◆ WHAT TO PRODUCE ◆
Pull every line from the records that has the word "Aufwand" in it.

◆ AVAILABLE DATA ◆
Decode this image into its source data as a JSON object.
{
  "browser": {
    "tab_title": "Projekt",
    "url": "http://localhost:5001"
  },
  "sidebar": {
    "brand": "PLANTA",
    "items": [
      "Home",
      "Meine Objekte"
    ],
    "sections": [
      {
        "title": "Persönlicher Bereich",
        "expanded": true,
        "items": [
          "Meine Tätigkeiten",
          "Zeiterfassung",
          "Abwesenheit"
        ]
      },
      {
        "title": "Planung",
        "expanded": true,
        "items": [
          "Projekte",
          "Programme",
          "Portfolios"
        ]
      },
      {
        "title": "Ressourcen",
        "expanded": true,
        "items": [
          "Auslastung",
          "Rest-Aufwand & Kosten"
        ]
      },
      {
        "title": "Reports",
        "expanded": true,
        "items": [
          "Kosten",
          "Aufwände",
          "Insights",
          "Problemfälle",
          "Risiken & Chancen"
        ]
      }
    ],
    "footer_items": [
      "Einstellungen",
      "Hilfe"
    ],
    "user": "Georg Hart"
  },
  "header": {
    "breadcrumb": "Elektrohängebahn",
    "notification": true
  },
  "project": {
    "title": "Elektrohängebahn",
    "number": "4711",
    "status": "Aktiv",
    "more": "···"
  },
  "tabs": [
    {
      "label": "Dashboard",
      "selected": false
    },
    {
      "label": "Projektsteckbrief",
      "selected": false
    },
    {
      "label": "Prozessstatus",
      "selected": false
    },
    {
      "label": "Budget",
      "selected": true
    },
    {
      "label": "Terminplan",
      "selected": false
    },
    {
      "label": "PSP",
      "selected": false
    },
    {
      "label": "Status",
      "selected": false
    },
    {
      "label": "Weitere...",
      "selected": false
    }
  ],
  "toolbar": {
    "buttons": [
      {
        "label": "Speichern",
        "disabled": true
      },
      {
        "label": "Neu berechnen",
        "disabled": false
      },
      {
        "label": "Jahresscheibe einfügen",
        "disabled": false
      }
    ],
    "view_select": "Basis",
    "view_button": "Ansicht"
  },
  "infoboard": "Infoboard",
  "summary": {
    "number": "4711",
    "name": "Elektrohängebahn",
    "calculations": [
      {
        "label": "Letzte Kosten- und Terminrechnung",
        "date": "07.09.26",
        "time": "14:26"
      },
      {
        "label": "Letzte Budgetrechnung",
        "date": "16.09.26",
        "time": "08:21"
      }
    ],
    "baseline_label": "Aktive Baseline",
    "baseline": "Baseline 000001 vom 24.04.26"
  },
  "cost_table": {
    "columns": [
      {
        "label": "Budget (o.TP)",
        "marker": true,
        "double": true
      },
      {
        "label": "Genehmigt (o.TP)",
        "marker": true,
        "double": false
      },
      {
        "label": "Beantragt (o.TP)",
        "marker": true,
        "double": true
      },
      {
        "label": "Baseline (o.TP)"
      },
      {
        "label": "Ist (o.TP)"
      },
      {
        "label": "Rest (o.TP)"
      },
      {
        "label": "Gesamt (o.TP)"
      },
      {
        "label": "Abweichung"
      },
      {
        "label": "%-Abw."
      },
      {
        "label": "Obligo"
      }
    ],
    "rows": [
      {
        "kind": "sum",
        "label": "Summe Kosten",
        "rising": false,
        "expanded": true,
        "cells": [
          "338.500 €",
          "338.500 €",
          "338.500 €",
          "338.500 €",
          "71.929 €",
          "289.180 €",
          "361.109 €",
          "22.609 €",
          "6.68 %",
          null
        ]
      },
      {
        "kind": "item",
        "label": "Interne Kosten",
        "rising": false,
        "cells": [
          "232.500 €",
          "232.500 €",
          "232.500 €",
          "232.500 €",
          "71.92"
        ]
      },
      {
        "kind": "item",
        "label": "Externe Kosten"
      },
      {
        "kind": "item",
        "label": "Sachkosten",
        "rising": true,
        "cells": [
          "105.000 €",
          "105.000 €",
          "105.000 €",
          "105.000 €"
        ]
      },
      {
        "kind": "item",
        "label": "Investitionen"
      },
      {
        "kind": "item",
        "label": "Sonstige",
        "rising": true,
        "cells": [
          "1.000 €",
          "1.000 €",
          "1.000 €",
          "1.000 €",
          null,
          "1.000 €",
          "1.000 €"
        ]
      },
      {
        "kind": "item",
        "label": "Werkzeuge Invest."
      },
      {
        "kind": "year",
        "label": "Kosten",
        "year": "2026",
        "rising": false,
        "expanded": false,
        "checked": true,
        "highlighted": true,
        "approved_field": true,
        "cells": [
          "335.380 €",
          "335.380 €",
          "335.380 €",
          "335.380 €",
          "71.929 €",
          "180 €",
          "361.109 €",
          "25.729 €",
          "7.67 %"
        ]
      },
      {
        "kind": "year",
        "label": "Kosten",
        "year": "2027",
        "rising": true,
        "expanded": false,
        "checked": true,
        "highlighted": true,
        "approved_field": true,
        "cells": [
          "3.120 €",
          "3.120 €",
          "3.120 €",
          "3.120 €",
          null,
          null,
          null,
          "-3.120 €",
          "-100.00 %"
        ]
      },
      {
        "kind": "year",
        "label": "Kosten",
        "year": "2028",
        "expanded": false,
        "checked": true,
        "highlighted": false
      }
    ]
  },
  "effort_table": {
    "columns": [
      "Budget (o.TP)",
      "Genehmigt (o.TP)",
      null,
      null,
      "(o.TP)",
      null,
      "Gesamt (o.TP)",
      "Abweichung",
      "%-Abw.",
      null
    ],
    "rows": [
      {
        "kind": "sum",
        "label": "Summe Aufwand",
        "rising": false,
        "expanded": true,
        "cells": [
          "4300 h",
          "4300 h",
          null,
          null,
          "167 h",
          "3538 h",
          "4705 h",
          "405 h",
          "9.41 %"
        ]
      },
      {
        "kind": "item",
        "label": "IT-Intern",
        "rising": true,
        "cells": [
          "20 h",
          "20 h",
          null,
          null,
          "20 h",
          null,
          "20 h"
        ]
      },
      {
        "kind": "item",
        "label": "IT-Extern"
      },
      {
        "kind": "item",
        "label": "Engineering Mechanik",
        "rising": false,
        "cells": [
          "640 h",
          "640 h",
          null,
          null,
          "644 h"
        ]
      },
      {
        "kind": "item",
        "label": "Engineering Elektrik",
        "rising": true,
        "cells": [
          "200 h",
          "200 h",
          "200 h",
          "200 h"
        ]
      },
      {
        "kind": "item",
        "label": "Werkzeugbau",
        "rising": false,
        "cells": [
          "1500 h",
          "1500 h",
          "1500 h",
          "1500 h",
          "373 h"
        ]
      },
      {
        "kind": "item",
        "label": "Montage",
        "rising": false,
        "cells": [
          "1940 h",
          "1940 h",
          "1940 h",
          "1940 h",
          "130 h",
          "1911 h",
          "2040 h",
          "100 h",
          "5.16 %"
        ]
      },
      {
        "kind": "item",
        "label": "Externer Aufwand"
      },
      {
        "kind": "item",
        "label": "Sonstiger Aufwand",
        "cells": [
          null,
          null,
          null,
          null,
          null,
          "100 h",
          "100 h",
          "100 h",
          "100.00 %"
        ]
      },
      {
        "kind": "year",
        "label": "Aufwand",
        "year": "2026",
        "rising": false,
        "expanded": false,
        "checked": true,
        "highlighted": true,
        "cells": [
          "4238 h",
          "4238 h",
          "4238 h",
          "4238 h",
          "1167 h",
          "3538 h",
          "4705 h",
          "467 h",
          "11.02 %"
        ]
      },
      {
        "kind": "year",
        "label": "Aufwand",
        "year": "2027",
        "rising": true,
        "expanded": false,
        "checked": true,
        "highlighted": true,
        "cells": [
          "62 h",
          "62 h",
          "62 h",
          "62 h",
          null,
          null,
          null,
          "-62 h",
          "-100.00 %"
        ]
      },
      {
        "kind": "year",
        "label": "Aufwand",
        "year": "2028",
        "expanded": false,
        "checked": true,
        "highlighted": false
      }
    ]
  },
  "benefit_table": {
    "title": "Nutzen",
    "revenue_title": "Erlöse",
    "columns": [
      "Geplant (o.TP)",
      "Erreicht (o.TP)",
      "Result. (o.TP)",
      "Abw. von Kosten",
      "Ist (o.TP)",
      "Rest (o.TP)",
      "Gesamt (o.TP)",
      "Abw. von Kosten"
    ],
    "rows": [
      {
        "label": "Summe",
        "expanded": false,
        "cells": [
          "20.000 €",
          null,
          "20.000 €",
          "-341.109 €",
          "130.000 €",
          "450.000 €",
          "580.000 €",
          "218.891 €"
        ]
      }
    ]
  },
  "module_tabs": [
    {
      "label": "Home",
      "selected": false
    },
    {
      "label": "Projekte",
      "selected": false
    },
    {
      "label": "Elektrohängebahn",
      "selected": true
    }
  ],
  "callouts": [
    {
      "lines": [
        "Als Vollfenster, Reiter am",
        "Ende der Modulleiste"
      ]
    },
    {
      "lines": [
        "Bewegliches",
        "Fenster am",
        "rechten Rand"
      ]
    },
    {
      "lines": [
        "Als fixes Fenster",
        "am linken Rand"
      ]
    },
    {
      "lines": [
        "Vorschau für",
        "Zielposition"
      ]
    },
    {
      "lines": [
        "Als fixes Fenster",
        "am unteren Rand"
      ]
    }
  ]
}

◆ ANSWER ◆
          "Rest-Aufwand & Kosten"
        "label": "Summe Aufwand",
        "label": "Externer Aufwand"
        "label": "Sonstiger Aufwand",
        "label": "Aufwand",
        "label": "Aufwand",
        "label": "Aufwand",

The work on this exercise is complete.